Exercise goal: Repeat the entries below exactly. Drop the pictures.

-- Opening Marker --

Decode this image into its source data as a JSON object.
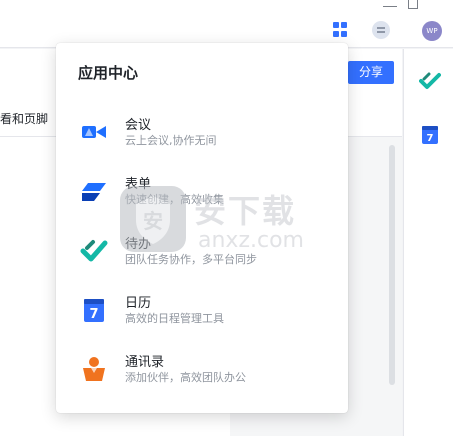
{
  "titlebar": {
    "avatar_initials": "WP",
    "icons": [
      "app-grid-icon",
      "chat-icon",
      "minimize-icon",
      "maximize-icon"
    ]
  },
  "document": {
    "toolbar_text": "看和页脚",
    "share_label": "分享"
  },
  "popup": {
    "title": "应用中心",
    "apps": [
      {
        "name": "会议",
        "desc": "云上会议,协作无间",
        "icon": "meeting-camera-icon"
      },
      {
        "name": "表单",
        "desc": "快速创建，高效收集",
        "icon": "form-icon"
      },
      {
        "name": "待办",
        "desc": "团队任务协作，多平台同步",
        "icon": "todo-check-icon"
      },
      {
        "name": "日历",
        "desc": "高效的日程管理工具",
        "icon": "calendar-icon"
      },
      {
        "name": "通讯录",
        "desc": "添加伙伴，高效团队办公",
        "icon": "contacts-icon"
      }
    ]
  },
  "right_rail": {
    "icons": [
      "todo-check-icon",
      "calendar-icon"
    ],
    "calendar_day": "7"
  },
  "watermark": {
    "cn": "安下载",
    "en": "anxz.com"
  },
  "colors": {
    "accent": "#3370ff",
    "todo_green": "#14b8a6",
    "contacts_orange": "#f0731f"
  }
}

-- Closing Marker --

Reply to the exercise:
Decode this image into its source data as a JSON object.
{
  "titlebar": {
    "avatar_initials": "WP",
    "icons": [
      "app-grid-icon",
      "chat-icon",
      "minimize-icon",
      "maximize-icon"
    ]
  },
  "document": {
    "toolbar_text": "看和页脚",
    "share_label": "分享"
  },
  "popup": {
    "title": "应用中心",
    "apps": [
      {
        "name": "会议",
        "desc": "云上会议,协作无间",
        "icon": "meeting-camera-icon"
      },
      {
        "name": "表单",
        "desc": "快速创建，高效收集",
        "icon": "form-icon"
      },
      {
        "name": "待办",
        "desc": "团队任务协作，多平台同步",
        "icon": "todo-check-icon"
      },
      {
        "name": "日历",
        "desc": "高效的日程管理工具",
        "icon": "calendar-icon"
      },
      {
        "name": "通讯录",
        "desc": "添加伙伴，高效团队办公",
        "icon": "contacts-icon"
      }
    ]
  },
  "right_rail": {
    "icons": [
      "todo-check-icon",
      "calendar-icon"
    ],
    "calendar_day": "7"
  },
  "watermark": {
    "cn": "安下载",
    "en": "anxz.com"
  },
  "colors": {
    "accent": "#3370ff",
    "todo_green": "#14b8a6",
    "contacts_orange": "#f0731f"
  }
}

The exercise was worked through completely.